• Totally private clouds – where the entire environment is deployed within the organisation’s data network
• Ring-fenced hosted clouds – where the environment is operated by a third party but is reserved for the customer’s sole use
• Public clouds – where the environment is deployed in the general cloud used for consumer services
• Provider managed clouds – where services are deployed within an environment operated by the service provider
In relation to cloud services made available to law enforcement, the applicability of these different options can be graded on a sliding scale from ‘hell, no!’, through ‘hmm, maybe’ to ‘okay, tell me more’ – and it’s probably fairly obvious where each of the four options above sits on this scale.
Public clouds will probably fall into the ‘hell, no!’ category for most public sector organisations – the possibility of security breaches and data loss present a real and present danger for most information security managers to contemplate.
Totally private clouds and ring-fenced hosted clouds probably fall into the ‘okay, tell me more’ category. Microsoft Azure, Amazon AWS and other providers offer this kind of ring-fenced deployment with varying levels of government security accreditation and the backing of the big beasts of the cloud hosting world has convinced many organisations to take the plunge.
The last option, ‘provider managed clouds’, for many organisations, falls into the ‘hmm, maybe’ category. The idea here is that the cloud service provider offers services and stores customer data in a cloud that they (the provider) operates. This means that the customer is, in effect, entrusting their data to a third party, through whom they gain access to that data and those services. Control of the data effectively passes out of the hands of the customer and into the control of their service provider.
While many organisations will see no problems with this (hence it being in the ‘hmm, maybe’ category), for others it raises big red flags: how secure is the provider’s network? What happens if the provider goes out of business? How difficult will it be to get our data if we want to end our relationship with that provider?
We, as a service and solution provider, offer cloud-based versions of our applications, CSAS and CDAN, but we take a pragmatic approach to the question of ‘what type of cloud to use?’ – our stance is ‘it’s your data, we don’t want it!’.
Consequently, we’re very happy to deploy our services into private clouds and ring-fenced clouds that are owned by our customers.
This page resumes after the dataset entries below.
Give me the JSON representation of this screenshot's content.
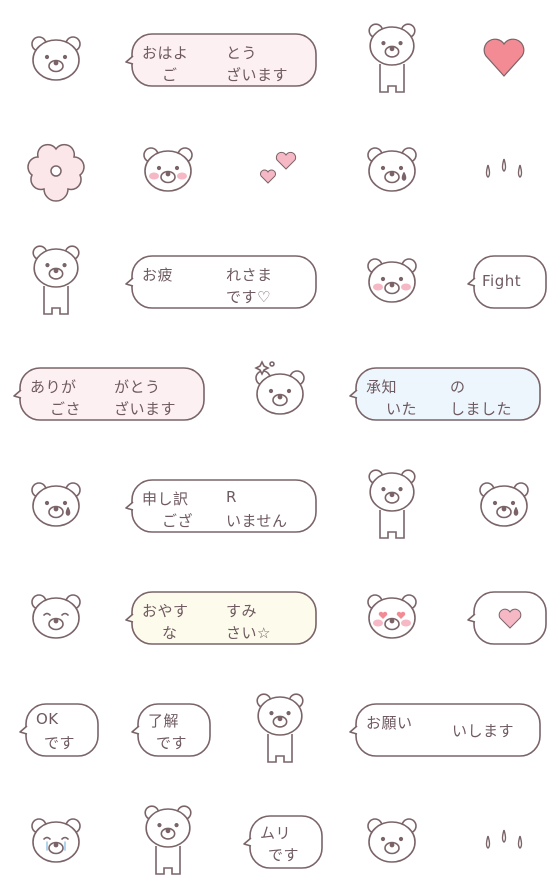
{
  "colors": {
    "line": "#7a6468",
    "blush": "#f5b8c4",
    "heart": "#f28b94",
    "pink_fill": "#fdf0f2",
    "blue_fill": "#eef6fd",
    "yellow_fill": "#fdfbec",
    "white_fill": "#ffffff"
  },
  "rows": [
    [
      {
        "type": "bear"
      },
      {
        "type": "bubble-left",
        "fill": "pink",
        "lines": [
          "おはよ",
          "ご"
        ]
      },
      {
        "type": "bubble-right",
        "fill": "pink",
        "lines": [
          "とう",
          "ざいます"
        ]
      },
      {
        "type": "bear-standing"
      },
      {
        "type": "heart"
      }
    ],
    [
      {
        "type": "flower"
      },
      {
        "type": "bear-blush"
      },
      {
        "type": "hearts"
      },
      {
        "type": "bear-sweat"
      },
      {
        "type": "drops"
      }
    ],
    [
      {
        "type": "bear-standing"
      },
      {
        "type": "bubble-left",
        "fill": "white",
        "lines": [
          "お疲",
          ""
        ]
      },
      {
        "type": "bubble-right",
        "fill": "white",
        "lines": [
          "れさま",
          "です♡"
        ]
      },
      {
        "type": "bear-blush"
      },
      {
        "type": "bubble-full",
        "fill": "white",
        "lines": [
          "Fight"
        ]
      }
    ],
    [
      {
        "type": "bubble-left",
        "fill": "pink",
        "lines": [
          "ありが",
          "ごさ"
        ]
      },
      {
        "type": "bubble-right",
        "fill": "pink",
        "lines": [
          "がとう",
          "ざいます"
        ]
      },
      {
        "type": "bear-sparkle"
      },
      {
        "type": "bubble-left",
        "fill": "blue",
        "lines": [
          "承知",
          "いた"
        ]
      },
      {
        "type": "bubble-right",
        "fill": "blue",
        "lines": [
          "の",
          "しました"
        ]
      }
    ],
    [
      {
        "type": "bear-sweat"
      },
      {
        "type": "bubble-left",
        "fill": "white",
        "lines": [
          "申し訳",
          "ござ"
        ]
      },
      {
        "type": "bubble-right",
        "fill": "white",
        "lines": [
          "R",
          "いません"
        ]
      },
      {
        "type": "bear-standing"
      },
      {
        "type": "bear-tear"
      }
    ],
    [
      {
        "type": "bear-sleepy"
      },
      {
        "type": "bubble-left",
        "fill": "yellow",
        "lines": [
          "おやす",
          "な"
        ]
      },
      {
        "type": "bubble-right",
        "fill": "yellow",
        "lines": [
          "すみ",
          "さい☆"
        ]
      },
      {
        "type": "bear-heart-eyes"
      },
      {
        "type": "heart-bubble"
      }
    ],
    [
      {
        "type": "bubble-full",
        "fill": "white",
        "lines": [
          "OK",
          "です"
        ]
      },
      {
        "type": "bubble-full",
        "fill": "white",
        "lines": [
          "了解",
          "です"
        ]
      },
      {
        "type": "bear-standing"
      },
      {
        "type": "bubble-left",
        "fill": "white",
        "lines": [
          "お願い",
          ""
        ]
      },
      {
        "type": "bubble-right",
        "fill": "white",
        "lines": [
          "いします",
          ""
        ]
      }
    ],
    [
      {
        "type": "bear-crying"
      },
      {
        "type": "bear-standing"
      },
      {
        "type": "bubble-full",
        "fill": "white",
        "lines": [
          "ムリ",
          "です"
        ]
      },
      {
        "type": "bear"
      },
      {
        "type": "drops"
      }
    ]
  ]
}
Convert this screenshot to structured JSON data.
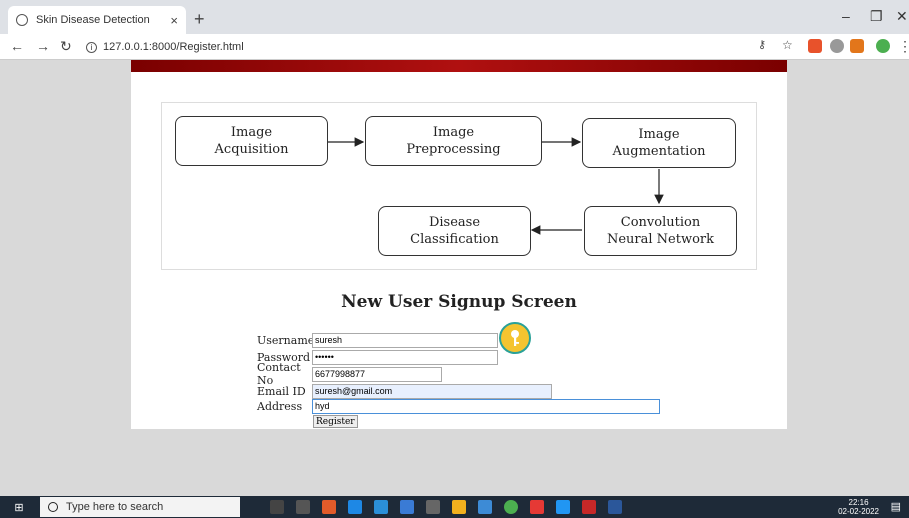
{
  "browser": {
    "tab_title": "Skin Disease Detection",
    "tab_close": "×",
    "new_tab": "+",
    "url": "127.0.0.1:8000/Register.html"
  },
  "diagram": {
    "nodes": [
      {
        "id": "acq",
        "text_line1": "Image",
        "text_line2": "Acquisition"
      },
      {
        "id": "pre",
        "text_line1": "Image",
        "text_line2": "Preprocessing"
      },
      {
        "id": "aug",
        "text_line1": "Image",
        "text_line2": "Augmentation"
      },
      {
        "id": "cnn",
        "text_line1": "Convolution",
        "text_line2": "Neural Network"
      },
      {
        "id": "cls",
        "text_line1": "Disease",
        "text_line2": "Classification"
      }
    ]
  },
  "form": {
    "title": "New User Signup Screen",
    "username_label": "Username",
    "username_value": "suresh",
    "password_label": "Password",
    "password_value": "••••••",
    "contact_label": "Contact No",
    "contact_value": "6677998877",
    "email_label": "Email ID",
    "email_value": "suresh@gmail.com",
    "address_label": "Address",
    "address_value": "hyd",
    "register_label": "Register"
  },
  "taskbar": {
    "search_placeholder": "Type here to search",
    "time": "22:16",
    "date": "02-02-2022"
  }
}
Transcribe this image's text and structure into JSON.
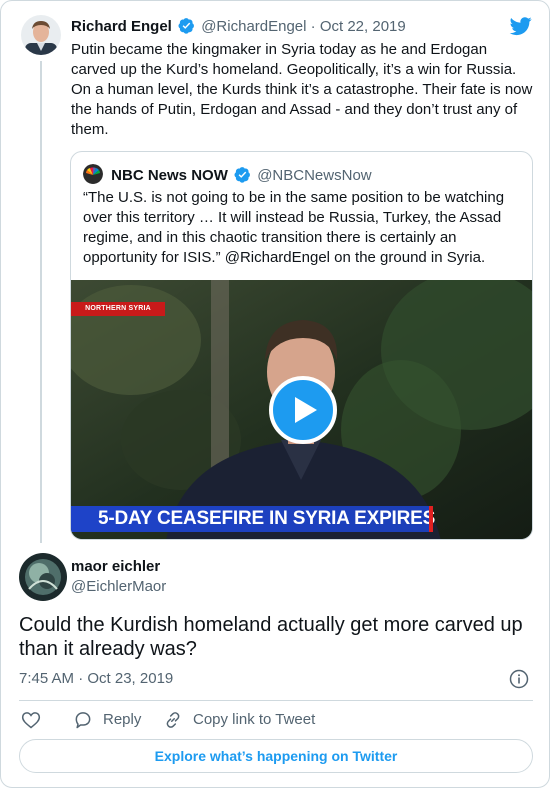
{
  "parent_tweet": {
    "name": "Richard Engel",
    "handle": "@RichardEngel",
    "separator": "·",
    "date": "Oct 22, 2019",
    "text": "Putin became the kingmaker in Syria today as he and Erdogan carved up the Kurd’s homeland.  Geopolitically, it’s a win for Russia. On a human level, the Kurds think it’s a catastrophe.  Their fate is now the hands of Putin, Erdogan and Assad - and they don’t trust any of them."
  },
  "quoted_tweet": {
    "name": "NBC News NOW",
    "handle": "@NBCNewsNow",
    "text": "“The U.S. is not going to be in the same position to be watching over this territory … It will instead be Russia, Turkey, the Assad regime, and in this chaotic transition there is certainly an opportunity for ISIS.” @RichardEngel on the ground in Syria.",
    "video": {
      "location_tag": "NORTHERN SYRIA",
      "chyron": "5-DAY CEASEFIRE IN SYRIA EXPIRES"
    }
  },
  "reply_tweet": {
    "name": "maor eichler",
    "handle": "@EichlerMaor",
    "text": "Could the Kurdish homeland actually get more carved up than it already was?",
    "timestamp": "7:45 AM · Oct 23, 2019"
  },
  "actions": {
    "reply_label": "Reply",
    "copy_link_label": "Copy link to Tweet"
  },
  "explore_label": "Explore what’s happening on Twitter",
  "icons": {
    "logo": "twitter-bird-icon",
    "verified": "verified-badge-icon",
    "play": "play-icon",
    "info": "info-icon",
    "like": "heart-icon",
    "reply": "reply-bubble-icon",
    "copy_link": "link-icon"
  },
  "colors": {
    "brand": "#1d9bf0",
    "text": "#0f1419",
    "muted": "#536471",
    "border": "#cfd9de",
    "chyron": "#1e43c9",
    "alert_red": "#e02020"
  }
}
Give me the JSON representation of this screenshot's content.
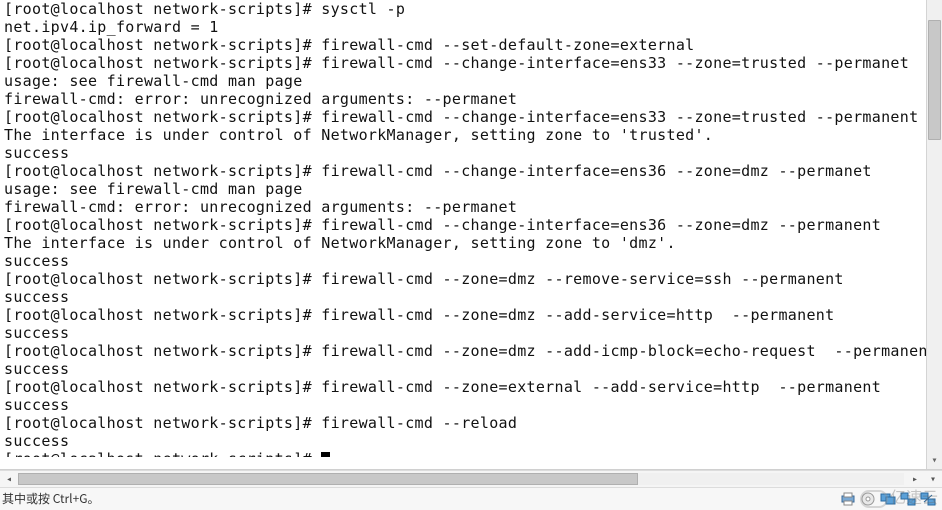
{
  "terminal": {
    "lines": [
      "[root@localhost network-scripts]# sysctl -p",
      "net.ipv4.ip_forward = 1",
      "[root@localhost network-scripts]# firewall-cmd --set-default-zone=external",
      "[root@localhost network-scripts]# firewall-cmd --change-interface=ens33 --zone=trusted --permanet",
      "usage: see firewall-cmd man page",
      "firewall-cmd: error: unrecognized arguments: --permanet",
      "[root@localhost network-scripts]# firewall-cmd --change-interface=ens33 --zone=trusted --permanent",
      "The interface is under control of NetworkManager, setting zone to 'trusted'.",
      "success",
      "[root@localhost network-scripts]# firewall-cmd --change-interface=ens36 --zone=dmz --permanet",
      "usage: see firewall-cmd man page",
      "firewall-cmd: error: unrecognized arguments: --permanet",
      "[root@localhost network-scripts]# firewall-cmd --change-interface=ens36 --zone=dmz --permanent",
      "The interface is under control of NetworkManager, setting zone to 'dmz'.",
      "success",
      "[root@localhost network-scripts]# firewall-cmd --zone=dmz --remove-service=ssh --permanent",
      "success",
      "[root@localhost network-scripts]# firewall-cmd --zone=dmz --add-service=http  --permanent",
      "success",
      "[root@localhost network-scripts]# firewall-cmd --zone=dmz --add-icmp-block=echo-request  --permanent",
      "success",
      "[root@localhost network-scripts]# firewall-cmd --zone=external --add-service=http  --permanent",
      "success",
      "[root@localhost network-scripts]# firewall-cmd --reload",
      "success"
    ],
    "prompt_line": "[root@localhost network-scripts]# "
  },
  "status": {
    "hint": "其中或按 Ctrl+G。"
  },
  "watermark": {
    "text": "亿速云"
  },
  "icons": {
    "printer": "printer-icon",
    "cd": "cd-icon",
    "screens": "screens-icon",
    "network1": "network-icon",
    "network2": "network-icon-2"
  }
}
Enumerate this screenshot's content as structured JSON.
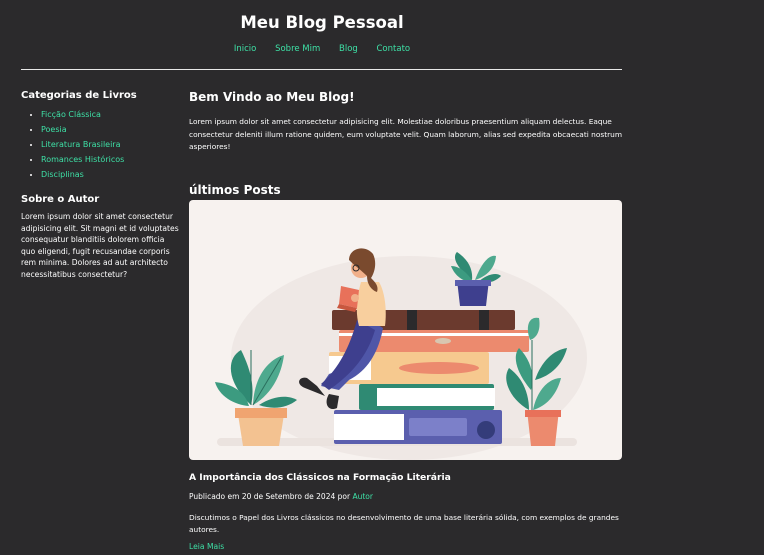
{
  "header": {
    "title": "Meu Blog Pessoal",
    "nav": [
      "Inicio",
      "Sobre Mim",
      "Blog",
      "Contato"
    ]
  },
  "sidebar": {
    "categories_title": "Categorias de Livros",
    "categories": [
      "Ficção Clássica",
      "Poesia",
      "Literatura Brasileira",
      "Romances Históricos",
      "Disciplinas"
    ],
    "about_title": "Sobre o Autor",
    "about_text": "Lorem ipsum dolor sit amet consectetur adipisicing elit. Sit magni et id voluptates consequatur blanditiis dolorem officia quo eligendi, fugit recusandae corporis rem minima. Dolores ad aut architecto necessitatibus consectetur?"
  },
  "main": {
    "welcome_title": "Bem Vindo ao Meu Blog!",
    "welcome_text": "Lorem ipsum dolor sit amet consectetur adipisicing elit. Molestiae doloribus praesentium aliquam delectus. Eaque consectetur deleniti illum ratione quidem, eum voluptate velit. Quam laborum, alias sed expedita obcaecati nostrum asperiores!",
    "latest_title": "últimos Posts"
  },
  "post": {
    "title": "A Importância dos Clássicos na Formação Literária",
    "meta_prefix": "Publicado em 20 de Setembro de 2024 por ",
    "author": "Autor",
    "excerpt": "Discutimos o Papel dos Livros clássicos no desenvolvimento de uma base literária sólida, com exemplos de grandes autores.",
    "read_more": "Leia Mais"
  },
  "colors": {
    "background": "#2b2a2c",
    "accent": "#3ee0a6",
    "text": "#ffffff"
  }
}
Our customers’ data is therefore stored in networks that they either own or that they control the access to (by contracting with the hosting provider themselves). We’re less happy – to the point where we’d actively advise against it – about deploying services in our own cloud or in clouds that we lease from hosting providers.
The exception to this is our Decypher cloud analysis product that we offer in association with our good friends at Blue Lights Digital. This is deployed within a hosted environment, but we sidestep our qualms about hosting customers’ data by ensuring that there is no data ‘at rest’. Decypher receives uploaded data from users, processes it into the required analytical output, delivers the output back to the customer and then deletes the source data immediately.
Our opinion, which you are perfectly entitled to disagree with, is that any approach in which customers lose control of their data by outsourcing it into environments where a third party is the gatekeeper to the recovery of that data is a recipe for uncomfortable conversations in the future. We’d prefer to keep our customer relationships on a more transparent footing.
The cloud has changed the world and is in the process of changing the policing world, but some of the techniques that are applicable to the public sector potentially require a long hard look before they are adopted by policing and we think our approach offers a sensible route into cloud deployments.
As always, we’re interested to know what you think: email@example.com
Joe Hoy, March 2019